Linear Tensioners – “Linear tensioners are most often applied where the compensation for wear is required in small increments, such as with hard metal-tipped cleaners located in the secondary cleaning position or with brush cleaners,” Mueller said.
The simple design of linear tensioners often allows just one setting for full blade wear. Further, these tensioners can accommodate actuator deflection for accurate adjustment of cleaning pressure, delivering the ability to accommodate uneven mounting positions or asymmetrical blade wear.
Rotary Tensioners – The required tensioning forces can be applied by springs, hydraulic or pneumatic cylinders, electric actuators or from torque stored in an elastomeric element. Rotary tensioners like the Martin Twist Tensioner are often used with urethane blades, where the change in blade height and thickness as it wears is significant. Rotary designs tend to be compact and, in most cases, the actuator(s) can be mounted at any orientation, which provides options for installing the belt cleaner in the optimum position.
Air Tensioners – Air tensioners use the resilience of a pneumatic cylinder to cushion impact.
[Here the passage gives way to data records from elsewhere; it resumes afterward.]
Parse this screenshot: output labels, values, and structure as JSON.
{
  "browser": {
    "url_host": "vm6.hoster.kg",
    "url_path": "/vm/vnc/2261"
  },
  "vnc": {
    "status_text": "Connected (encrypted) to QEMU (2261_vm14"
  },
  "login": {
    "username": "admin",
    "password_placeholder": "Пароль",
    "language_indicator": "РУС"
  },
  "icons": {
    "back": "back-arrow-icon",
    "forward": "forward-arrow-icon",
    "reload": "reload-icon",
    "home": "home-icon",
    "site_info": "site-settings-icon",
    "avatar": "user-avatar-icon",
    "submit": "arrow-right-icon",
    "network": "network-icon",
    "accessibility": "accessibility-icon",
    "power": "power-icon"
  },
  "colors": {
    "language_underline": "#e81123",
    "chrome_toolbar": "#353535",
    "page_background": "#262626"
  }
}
The tensioners can use Martin’s Air Connection Kit to plug them directly into an existing air system, allowing for a more streamlined installation process.
Spring Tensioners – Spring tensioners maintain efficient belt cleaning with a rugged coil spring. The Martin XHD Spring Tensioners deliver effective cleaning while cushioning splice shock to prevent damage, well suited for tensioning heavy duty belt cleaners while standing up to tough conditions. Dual tensioning is recommended for belt cleaners installed on belts wider than 48 in. (1200 mm). However, dual tensioning does not change the fact that regular adjustment is required to maintain suitable cleaning pressure on the belt, which is where Martin’s N2 Smart Technology comes into play.
Auto Tensioner/Position Indicator – Martin Engineering’s smart technology platform includes the company’s patented N2 Position Indicator to monitor primary cleaner blade wear and inform operators when the blade needs changing. The system uses a cellular gateway that relays data to the cloud and then to the user, delivering actionable information in real time.
The N2 PI and Smart Device Manager App ease the burden on managers and workers so they can focus their attention on other critical details of the operation. Precise tensioning and improved belt cleaning reduce the volume of dust and spillage from carryback, improving workplace conditions and decreasing the labor needed to maintain and clean around the discharge zone.
While manufacturers continue to improve belt cleaner effectiveness, it has become clear that there is no single or ideal solution for belt cleaning and tensioner selection. Safety of personnel and the belt itself is the primary consideration when selecting a tensioner. Ease of inspection and maintenance is critical for belt cleaner effectiveness, so the tensioner must allow quick and safe service.
Martin Engineering, www.martin-eng.com